● Entries from a dataset of interfaces:

************

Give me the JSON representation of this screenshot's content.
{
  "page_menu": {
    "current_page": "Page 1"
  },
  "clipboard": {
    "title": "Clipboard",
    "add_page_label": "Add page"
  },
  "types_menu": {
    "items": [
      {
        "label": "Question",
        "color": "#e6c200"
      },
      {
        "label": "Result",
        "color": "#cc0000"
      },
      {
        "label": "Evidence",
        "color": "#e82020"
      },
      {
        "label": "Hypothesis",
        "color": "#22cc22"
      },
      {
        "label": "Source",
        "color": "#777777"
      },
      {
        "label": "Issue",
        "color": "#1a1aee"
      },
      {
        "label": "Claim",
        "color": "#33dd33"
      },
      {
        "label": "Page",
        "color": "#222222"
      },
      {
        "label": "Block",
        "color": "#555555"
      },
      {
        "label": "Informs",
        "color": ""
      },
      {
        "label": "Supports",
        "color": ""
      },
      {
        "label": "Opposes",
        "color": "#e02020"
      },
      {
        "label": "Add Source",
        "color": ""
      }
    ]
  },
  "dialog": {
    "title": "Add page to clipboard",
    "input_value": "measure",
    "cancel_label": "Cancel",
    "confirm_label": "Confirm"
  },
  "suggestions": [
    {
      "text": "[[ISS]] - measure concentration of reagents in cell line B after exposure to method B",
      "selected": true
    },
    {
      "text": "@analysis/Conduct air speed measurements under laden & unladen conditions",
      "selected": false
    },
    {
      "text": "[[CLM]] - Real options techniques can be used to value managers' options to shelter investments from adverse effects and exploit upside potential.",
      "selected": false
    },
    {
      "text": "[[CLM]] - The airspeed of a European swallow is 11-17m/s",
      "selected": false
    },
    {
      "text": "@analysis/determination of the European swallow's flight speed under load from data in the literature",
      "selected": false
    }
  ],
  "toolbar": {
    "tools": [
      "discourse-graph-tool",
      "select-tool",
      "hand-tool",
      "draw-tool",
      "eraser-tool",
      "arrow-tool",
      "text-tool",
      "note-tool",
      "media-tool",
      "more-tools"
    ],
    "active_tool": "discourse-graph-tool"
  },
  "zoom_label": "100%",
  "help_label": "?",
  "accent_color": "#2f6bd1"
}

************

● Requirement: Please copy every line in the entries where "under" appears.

● Final answer:
      "text": "@analysis/Conduct air speed measurements under laden & unladen conditions",
      "text": "@analysis/determination of the European swallow's flight speed under load from data in the literature",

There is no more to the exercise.